Rectal Bleeding. Do Other Symptoms Aid in Diagnosis?

Dis Colon Rectum. 1989 Mar;32(3):191-6. doi: 10.1007/BF02554525.

Abstract

It has been shown previously that it is difficult for a general practitioner to predict anal vs. colorectal sources of bleeding in patients presenting with rectal bleeding. The aim of the present study was to determine whether there are any aspects of such a patient's history or clinical features that strongly indicate bleeding from a colorectal cancer or polyp. One hundred forty-five consecutive patients, aged 40 years and older, who had complained of rectal bleeding to a general practitioner, were referred to a specialist for full colonic investigation. Among 15 symptoms and clinical features examined, few had any statistically significant association with the source of bleeding. There was an elevated probability of colorectal cancer (21 percent) in patients who had seen blood mixed with feces.

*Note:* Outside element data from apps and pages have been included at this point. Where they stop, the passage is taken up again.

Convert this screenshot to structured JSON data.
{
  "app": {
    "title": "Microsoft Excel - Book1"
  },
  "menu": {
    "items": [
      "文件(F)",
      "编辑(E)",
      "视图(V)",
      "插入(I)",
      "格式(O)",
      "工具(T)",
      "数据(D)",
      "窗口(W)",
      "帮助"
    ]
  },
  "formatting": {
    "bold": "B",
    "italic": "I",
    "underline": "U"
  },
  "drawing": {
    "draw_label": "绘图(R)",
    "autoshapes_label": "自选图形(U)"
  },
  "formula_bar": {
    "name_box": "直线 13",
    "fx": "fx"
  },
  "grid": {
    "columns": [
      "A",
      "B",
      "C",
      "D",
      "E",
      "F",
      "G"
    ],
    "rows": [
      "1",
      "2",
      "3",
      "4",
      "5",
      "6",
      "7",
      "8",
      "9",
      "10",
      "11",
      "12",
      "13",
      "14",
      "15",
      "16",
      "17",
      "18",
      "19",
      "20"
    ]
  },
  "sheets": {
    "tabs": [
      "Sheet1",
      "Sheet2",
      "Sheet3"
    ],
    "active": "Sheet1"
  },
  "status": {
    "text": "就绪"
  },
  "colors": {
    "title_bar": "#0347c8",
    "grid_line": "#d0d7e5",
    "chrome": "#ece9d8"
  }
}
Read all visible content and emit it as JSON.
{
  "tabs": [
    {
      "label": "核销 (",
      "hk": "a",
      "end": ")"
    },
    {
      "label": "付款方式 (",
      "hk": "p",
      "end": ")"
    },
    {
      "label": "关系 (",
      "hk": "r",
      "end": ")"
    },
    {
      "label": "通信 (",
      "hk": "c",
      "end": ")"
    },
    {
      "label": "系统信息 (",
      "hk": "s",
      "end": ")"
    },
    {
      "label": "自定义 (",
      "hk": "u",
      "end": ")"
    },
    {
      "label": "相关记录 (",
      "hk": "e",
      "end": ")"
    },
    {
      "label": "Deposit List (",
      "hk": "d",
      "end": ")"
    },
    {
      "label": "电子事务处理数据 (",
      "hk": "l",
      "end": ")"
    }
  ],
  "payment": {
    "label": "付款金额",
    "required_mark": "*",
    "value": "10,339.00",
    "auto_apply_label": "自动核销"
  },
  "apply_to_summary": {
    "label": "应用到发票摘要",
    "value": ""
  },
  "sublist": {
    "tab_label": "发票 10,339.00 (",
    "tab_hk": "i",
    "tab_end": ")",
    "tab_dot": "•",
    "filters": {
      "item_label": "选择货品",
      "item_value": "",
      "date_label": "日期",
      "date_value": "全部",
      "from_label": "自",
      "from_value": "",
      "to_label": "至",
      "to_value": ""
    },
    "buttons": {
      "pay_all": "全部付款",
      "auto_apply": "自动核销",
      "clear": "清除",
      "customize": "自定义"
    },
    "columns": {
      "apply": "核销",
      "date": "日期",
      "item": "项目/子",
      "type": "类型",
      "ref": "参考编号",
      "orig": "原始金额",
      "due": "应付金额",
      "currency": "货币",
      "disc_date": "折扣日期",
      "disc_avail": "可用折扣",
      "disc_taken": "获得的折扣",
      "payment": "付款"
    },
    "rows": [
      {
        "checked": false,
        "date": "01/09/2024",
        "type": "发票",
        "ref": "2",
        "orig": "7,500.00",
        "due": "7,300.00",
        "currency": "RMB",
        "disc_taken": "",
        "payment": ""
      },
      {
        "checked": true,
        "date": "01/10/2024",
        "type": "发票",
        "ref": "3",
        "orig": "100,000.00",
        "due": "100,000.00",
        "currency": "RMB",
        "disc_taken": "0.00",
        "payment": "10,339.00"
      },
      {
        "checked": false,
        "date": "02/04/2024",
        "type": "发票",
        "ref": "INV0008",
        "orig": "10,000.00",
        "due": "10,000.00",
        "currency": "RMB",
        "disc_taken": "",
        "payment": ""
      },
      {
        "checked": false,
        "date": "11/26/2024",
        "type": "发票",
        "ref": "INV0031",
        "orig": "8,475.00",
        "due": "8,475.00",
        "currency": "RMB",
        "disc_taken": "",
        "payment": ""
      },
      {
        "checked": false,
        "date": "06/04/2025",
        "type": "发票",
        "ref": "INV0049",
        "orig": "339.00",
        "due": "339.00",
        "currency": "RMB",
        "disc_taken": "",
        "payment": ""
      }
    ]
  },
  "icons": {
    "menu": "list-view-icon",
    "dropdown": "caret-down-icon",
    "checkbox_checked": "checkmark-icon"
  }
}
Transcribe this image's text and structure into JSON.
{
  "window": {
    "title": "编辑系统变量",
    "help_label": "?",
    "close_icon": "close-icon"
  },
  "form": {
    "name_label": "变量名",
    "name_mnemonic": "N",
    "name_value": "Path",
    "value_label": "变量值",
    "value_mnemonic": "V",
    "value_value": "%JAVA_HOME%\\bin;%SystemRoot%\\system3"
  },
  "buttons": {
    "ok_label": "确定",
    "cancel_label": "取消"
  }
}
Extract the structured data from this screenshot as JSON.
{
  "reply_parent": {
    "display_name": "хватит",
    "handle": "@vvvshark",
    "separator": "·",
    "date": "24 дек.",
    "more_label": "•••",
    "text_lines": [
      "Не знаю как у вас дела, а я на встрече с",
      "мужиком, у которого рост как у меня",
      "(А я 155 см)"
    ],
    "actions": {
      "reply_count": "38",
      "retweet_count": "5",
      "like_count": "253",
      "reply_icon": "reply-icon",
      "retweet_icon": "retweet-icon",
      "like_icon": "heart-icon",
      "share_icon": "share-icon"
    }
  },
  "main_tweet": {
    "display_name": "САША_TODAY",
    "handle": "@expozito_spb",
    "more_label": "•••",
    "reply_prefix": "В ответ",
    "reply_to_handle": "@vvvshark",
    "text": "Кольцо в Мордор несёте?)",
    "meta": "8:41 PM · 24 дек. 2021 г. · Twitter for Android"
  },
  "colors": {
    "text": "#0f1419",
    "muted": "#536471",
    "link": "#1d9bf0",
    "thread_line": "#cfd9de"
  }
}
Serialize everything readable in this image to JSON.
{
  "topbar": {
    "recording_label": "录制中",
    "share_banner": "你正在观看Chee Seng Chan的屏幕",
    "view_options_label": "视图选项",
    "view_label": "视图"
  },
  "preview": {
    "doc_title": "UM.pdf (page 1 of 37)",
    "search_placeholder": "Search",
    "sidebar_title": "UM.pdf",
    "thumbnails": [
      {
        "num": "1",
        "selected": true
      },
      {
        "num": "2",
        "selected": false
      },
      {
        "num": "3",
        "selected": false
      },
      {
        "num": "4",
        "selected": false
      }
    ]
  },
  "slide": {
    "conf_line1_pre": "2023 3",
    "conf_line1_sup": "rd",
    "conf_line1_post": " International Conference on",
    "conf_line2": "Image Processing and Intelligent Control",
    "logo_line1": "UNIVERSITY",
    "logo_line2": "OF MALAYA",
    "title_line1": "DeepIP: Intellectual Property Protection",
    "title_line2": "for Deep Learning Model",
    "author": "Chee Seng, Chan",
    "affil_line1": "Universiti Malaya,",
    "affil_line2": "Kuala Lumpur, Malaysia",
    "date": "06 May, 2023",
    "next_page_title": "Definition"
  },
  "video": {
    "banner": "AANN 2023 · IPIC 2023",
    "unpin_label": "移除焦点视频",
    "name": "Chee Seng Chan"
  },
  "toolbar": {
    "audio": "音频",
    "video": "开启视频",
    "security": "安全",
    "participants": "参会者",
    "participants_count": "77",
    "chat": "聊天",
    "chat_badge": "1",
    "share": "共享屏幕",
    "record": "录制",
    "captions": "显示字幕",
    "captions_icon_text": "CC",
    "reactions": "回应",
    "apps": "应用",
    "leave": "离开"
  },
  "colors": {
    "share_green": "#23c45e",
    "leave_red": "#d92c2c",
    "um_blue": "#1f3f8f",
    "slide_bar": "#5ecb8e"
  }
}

Most bowel symptoms and clinical features are not helpful in deciding whether to proceed with full colorectal assessment in patients aged 40 and older who have rectal bleeding of recent onset.

Publication types

  • Research Support, Non-U.S. Gov't

MeSH terms

  • Adult
  • Aged
  • Aged, 80 and over
  • Colorectal Neoplasms / complications
  • Female
  • Gastrointestinal Hemorrhage / etiology*
  • Humans
  • Male
  • Middle Aged
  • Neoplasm Staging
  • Rectum